Items from an interface collection:
%%

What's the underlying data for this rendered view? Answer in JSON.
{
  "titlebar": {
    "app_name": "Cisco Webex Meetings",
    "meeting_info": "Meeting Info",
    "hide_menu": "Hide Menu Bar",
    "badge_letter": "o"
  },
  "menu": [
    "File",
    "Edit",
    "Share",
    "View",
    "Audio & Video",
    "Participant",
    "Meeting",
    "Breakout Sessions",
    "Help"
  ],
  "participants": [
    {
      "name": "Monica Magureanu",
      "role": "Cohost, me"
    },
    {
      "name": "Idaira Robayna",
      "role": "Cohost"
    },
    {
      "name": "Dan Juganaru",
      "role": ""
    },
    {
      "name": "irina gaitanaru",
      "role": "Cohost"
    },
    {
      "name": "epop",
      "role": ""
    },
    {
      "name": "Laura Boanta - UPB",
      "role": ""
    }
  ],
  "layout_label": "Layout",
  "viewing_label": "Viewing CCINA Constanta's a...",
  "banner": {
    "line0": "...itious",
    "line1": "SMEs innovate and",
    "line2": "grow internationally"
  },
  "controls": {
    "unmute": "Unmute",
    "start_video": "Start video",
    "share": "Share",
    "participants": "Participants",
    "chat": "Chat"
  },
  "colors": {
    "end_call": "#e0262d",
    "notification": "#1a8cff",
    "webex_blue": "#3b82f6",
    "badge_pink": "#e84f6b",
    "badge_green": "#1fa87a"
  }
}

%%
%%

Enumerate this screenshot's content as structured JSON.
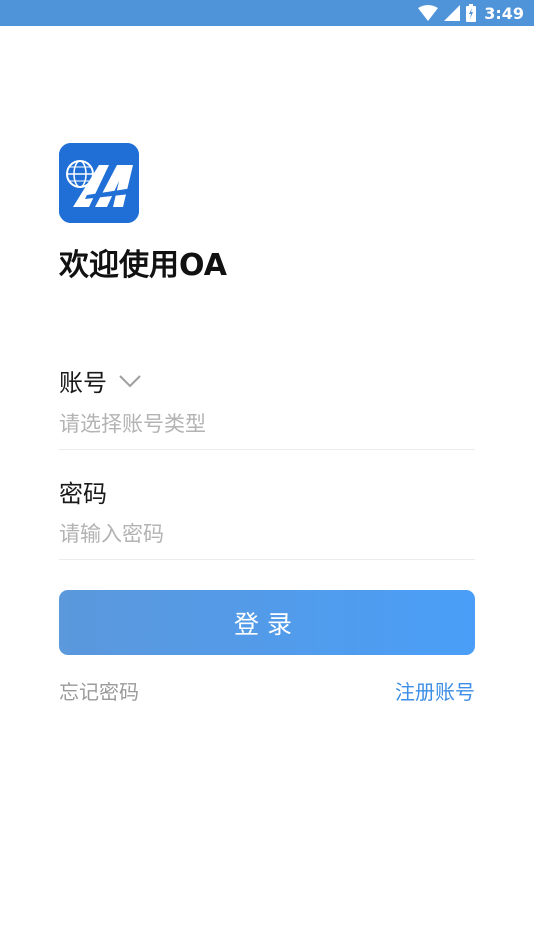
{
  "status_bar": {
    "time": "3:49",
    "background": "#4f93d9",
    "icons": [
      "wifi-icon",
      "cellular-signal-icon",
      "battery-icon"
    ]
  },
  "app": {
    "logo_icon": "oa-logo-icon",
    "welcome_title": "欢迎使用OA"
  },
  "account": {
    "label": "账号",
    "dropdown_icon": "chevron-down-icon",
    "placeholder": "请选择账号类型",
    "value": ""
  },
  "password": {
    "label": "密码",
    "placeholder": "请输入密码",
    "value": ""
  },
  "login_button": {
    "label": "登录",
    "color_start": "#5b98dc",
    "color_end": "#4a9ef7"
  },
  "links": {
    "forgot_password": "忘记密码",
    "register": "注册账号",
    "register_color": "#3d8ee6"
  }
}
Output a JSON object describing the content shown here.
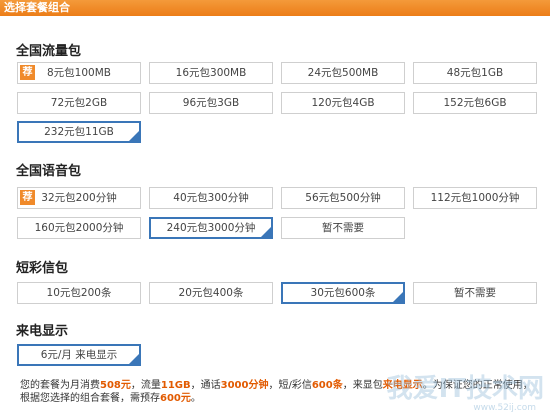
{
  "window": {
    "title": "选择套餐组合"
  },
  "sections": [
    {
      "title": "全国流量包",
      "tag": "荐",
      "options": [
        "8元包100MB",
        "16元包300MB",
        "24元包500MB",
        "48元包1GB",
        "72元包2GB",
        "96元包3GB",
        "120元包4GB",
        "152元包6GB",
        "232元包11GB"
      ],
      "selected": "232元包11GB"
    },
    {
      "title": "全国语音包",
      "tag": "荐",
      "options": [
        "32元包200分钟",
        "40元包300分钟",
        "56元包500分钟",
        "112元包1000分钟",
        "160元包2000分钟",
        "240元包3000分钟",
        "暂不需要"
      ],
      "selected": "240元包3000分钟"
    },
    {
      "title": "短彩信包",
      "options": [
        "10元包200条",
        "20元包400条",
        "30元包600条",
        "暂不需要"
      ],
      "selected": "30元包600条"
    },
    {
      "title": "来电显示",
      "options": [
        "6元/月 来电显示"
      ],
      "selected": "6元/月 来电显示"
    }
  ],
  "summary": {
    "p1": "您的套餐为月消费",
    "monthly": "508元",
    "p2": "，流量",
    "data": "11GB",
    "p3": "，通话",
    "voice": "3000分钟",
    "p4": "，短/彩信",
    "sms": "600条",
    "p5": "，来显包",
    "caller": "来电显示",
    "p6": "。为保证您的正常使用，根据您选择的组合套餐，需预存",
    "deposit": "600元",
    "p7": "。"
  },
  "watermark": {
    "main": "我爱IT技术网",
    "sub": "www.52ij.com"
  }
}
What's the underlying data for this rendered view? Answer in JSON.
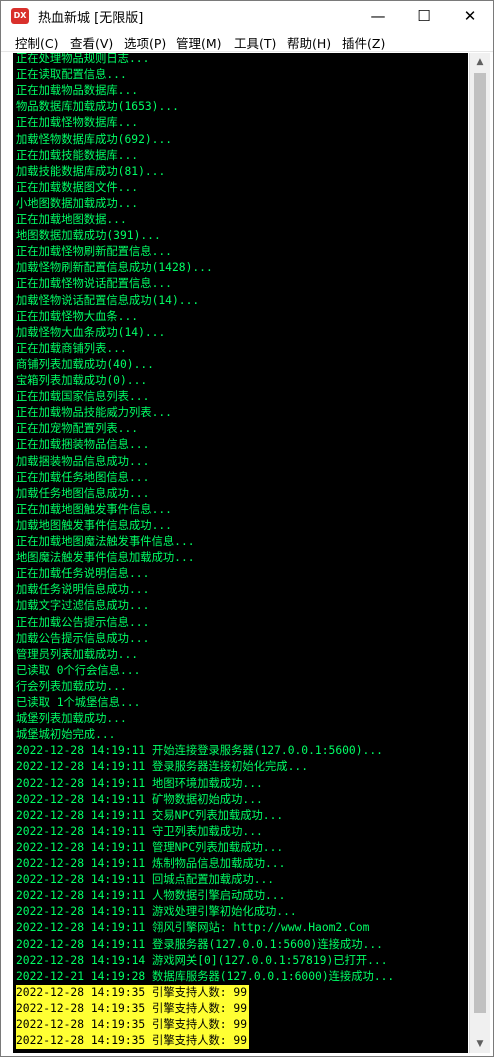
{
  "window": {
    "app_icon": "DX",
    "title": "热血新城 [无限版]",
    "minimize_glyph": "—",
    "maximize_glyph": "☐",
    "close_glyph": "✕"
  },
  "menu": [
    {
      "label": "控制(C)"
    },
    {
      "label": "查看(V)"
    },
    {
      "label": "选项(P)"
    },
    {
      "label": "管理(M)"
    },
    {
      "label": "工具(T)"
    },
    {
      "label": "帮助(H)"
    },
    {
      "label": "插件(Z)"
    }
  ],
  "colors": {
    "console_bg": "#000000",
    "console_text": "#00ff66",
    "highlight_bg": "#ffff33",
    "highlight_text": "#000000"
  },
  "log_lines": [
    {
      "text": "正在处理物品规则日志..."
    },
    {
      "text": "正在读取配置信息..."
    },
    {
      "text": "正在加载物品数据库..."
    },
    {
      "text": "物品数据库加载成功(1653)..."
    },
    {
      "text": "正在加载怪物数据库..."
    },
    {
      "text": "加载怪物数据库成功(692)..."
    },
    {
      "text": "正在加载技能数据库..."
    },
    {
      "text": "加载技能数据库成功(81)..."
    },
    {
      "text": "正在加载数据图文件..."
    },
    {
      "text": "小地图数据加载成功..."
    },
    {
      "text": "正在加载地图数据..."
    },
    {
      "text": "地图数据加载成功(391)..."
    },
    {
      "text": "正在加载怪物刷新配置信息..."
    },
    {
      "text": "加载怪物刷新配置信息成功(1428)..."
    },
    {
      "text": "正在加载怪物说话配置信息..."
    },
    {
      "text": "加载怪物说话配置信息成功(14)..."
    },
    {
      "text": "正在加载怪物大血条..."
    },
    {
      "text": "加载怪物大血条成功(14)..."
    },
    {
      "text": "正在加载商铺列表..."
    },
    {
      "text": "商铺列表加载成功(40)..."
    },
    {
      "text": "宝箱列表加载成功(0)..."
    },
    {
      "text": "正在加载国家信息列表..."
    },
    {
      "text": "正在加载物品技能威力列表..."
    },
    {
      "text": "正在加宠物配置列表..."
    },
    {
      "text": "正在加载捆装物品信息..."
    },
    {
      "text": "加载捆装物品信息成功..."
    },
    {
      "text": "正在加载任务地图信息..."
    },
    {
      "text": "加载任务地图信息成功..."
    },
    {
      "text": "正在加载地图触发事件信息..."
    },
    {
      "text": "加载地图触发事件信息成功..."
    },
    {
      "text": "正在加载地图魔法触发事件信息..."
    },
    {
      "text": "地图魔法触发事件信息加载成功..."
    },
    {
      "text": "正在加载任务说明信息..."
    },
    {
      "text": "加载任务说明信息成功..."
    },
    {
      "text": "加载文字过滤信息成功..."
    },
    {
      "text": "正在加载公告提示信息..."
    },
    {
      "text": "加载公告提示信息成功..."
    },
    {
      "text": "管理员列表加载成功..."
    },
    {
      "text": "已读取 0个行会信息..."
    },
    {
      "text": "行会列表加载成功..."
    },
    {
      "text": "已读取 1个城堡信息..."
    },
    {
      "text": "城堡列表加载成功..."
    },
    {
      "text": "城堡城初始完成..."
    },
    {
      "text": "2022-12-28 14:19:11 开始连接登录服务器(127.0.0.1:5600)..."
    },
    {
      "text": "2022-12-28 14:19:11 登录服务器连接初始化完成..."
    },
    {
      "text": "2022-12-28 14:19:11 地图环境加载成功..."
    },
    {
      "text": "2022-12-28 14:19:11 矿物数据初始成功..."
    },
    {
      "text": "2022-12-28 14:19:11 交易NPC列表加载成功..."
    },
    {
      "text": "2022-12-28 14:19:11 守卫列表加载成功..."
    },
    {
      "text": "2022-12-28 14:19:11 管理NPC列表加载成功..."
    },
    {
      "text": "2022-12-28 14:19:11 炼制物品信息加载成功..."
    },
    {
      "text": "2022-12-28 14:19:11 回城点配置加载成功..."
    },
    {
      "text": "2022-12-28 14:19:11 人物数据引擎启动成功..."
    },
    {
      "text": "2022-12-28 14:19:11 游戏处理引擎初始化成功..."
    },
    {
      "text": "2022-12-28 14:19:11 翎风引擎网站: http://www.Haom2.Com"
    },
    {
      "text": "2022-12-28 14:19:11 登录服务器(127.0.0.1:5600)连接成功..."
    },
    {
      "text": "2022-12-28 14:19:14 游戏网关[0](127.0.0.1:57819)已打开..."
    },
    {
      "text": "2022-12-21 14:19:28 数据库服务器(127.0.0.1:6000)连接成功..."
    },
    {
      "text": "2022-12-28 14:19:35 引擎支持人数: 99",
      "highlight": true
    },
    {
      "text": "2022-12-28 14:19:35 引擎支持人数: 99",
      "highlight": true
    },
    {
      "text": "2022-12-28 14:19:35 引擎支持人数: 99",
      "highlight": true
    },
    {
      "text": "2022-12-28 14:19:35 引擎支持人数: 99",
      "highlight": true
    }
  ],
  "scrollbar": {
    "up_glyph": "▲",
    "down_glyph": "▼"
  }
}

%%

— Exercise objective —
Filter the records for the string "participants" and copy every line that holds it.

— Finished task —
  "participants": [
    "participants": "Participants",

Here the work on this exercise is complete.